This article was first published on the ‘Conversation’ website: We are grateful for permission to republish it here.
Mechanisation. Robots. The digital economy. The gig economy. The sharing economy. The world of work is changing but our creaky welfare system is still based on a 20th-century model of work, designed when soldiers were returning from fighting World War II.
Then, memories of the great depression of the 1920s were still fresh – and all political parties agreed that, after four hard years of pulling together in the national interest, a return to the Hungry Thirties wasn’t an option. Returning heroes deserved proper jobs – and proper jobs were conceived as permanent and full-time, with regular hours that paid enough to allow the worker (presumed to be a man) to support a stay-at-home wife who would look after the family.
The National Insurance system was designed to provide assistance in the case of temporary calamities – an accident, an illness, or an employer going bust. A welfare claimant was seen simply as somebody who had fallen (temporarily) on hard times – benefits were a right.

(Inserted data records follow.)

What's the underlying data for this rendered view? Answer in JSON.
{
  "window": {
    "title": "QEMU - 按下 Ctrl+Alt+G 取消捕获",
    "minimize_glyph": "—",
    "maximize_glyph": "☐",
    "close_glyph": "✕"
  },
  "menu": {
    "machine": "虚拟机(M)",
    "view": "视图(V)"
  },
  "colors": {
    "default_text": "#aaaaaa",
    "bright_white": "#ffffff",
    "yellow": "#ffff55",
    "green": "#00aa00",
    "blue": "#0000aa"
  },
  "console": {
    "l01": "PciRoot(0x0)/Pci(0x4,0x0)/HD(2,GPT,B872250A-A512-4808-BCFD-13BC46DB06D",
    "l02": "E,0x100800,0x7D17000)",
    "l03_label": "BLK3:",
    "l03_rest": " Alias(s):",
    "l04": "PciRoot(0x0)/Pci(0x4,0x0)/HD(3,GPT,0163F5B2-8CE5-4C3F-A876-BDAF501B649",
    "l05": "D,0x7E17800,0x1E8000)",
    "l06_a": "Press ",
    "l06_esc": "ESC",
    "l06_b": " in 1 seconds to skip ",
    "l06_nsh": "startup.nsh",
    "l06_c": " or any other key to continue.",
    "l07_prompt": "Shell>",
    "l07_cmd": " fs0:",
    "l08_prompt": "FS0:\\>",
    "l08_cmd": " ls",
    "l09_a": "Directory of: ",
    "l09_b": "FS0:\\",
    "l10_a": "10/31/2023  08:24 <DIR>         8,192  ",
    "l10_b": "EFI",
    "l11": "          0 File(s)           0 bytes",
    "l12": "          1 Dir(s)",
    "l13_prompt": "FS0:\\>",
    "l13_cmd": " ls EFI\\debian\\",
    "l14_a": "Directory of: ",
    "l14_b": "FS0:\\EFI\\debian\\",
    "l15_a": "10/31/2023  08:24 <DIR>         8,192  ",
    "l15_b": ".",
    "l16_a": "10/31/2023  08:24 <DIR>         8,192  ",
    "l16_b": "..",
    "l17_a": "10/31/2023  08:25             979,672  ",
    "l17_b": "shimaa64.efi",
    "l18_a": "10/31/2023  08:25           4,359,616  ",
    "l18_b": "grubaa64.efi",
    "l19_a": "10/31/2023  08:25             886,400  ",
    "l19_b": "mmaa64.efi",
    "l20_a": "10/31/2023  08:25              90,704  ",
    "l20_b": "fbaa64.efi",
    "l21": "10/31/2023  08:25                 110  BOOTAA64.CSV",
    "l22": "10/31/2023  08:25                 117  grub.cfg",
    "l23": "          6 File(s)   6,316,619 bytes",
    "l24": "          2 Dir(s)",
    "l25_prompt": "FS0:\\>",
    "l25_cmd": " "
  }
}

As the years have passed it has become clear that the ideal template of the proper job, worker and family that underpins this model didn’t always fit the reality. Some jobs were low-paid and casual, some women refused to stay at home or couldn’t afford to, families broke up or never formed in the first place. Economic restructuring that began in the 1970s led to the disappearance of whole industries, creating ghost towns where once there had been mines, mills or shipyards. Suddenly life on the dole looked worryingly long-term.
Fast forward 70 years and we find a labour market that would be completely unrecognisable to a time traveller from the 1940s. When and how men and women work has been transformed. Even those who still have regular 40-hours-a-week contracts may be expected to carry their work around with them, checking emails on their phone and taking calls wherever they happen to be. Others may be on zero-hours or temporary contracts, employed through agencies or online platforms, summoned unpredictably to work at a moment’s notice via an app on a smartphone, or doing interminable unpaid internships before they can hope to receive a salary.
Moving with the times
For workers hovering precariously on the edge of survival trying to patch together a livelihood from multiple jobs, never sure when the next piece of work or income will show up, a benefits system in which the only categories are “employed” or “seeking work” is of little help. At the same time, daytime television programmes such as Saints and Scroungers, Benefits Britain: Life on the Dole, and Benefits Street drive home the message that there is no middle ground: you are either a hardworking taxpayer, or a lazy scrounger. In times of austerity, when governments aim to save money wherever they can, this is a convenient message. But the reality is not so simple.
Many workers are not taxpayers – they actually receive money from the state to top up wages that are too low to live on. The proportion of spending on benefits for unemployed people is relatively tiny – for every pound paid out in Jobseekers Allowance in 2013, five were paid out in working-age tax credits to top up workers’ earnings. Tax credits are not really so much a subsidy to workers as to their stingy employers who get away with paying below-subsistence wages in the knowledge that the taxpayer will stump up the rest.
The current benefit system seems to have reinvented the 19th-century categories of “deserving” and “undeserving” poor, using the carcass of the 20th-century welfare state as an administrative framework. But neither 19th-century values nor 20th-century structures are fit for purpose in the fluid, just-in-time conditions of 21st-century labour markets and an unpredictable, digital, globalised economy.
We should go back to the drawing board and develop a system that provides basic security and dignity for all while still allowing for work to be organised flexibly. One possible solution is to give everybody a basic income – a guaranteed minimum income for everyone, available as a right. This would raise the standard of living and reduce poverty among the most vulnerable, but would also allow workers to move flexibly in and out of paid work, education and care work without being subjected to the expensive, demeaning and dysfunctional inquisitorial procedures of the current benefits system that sees only the largely exclusionary categories of “work” and “claiming benefits”.
Such a system would certainly be technically feasible as studies have suggested, and do away with much inefficient, stigmatising and expensive bureaucracy. But it is not a panacea. To be truly equitable it would require safeguards in relation to public services, minimum wages and immigrants’ rights, which would not be easy.
Ursula Huws is Professor of Labour and Globalisation, University of Hertfordshire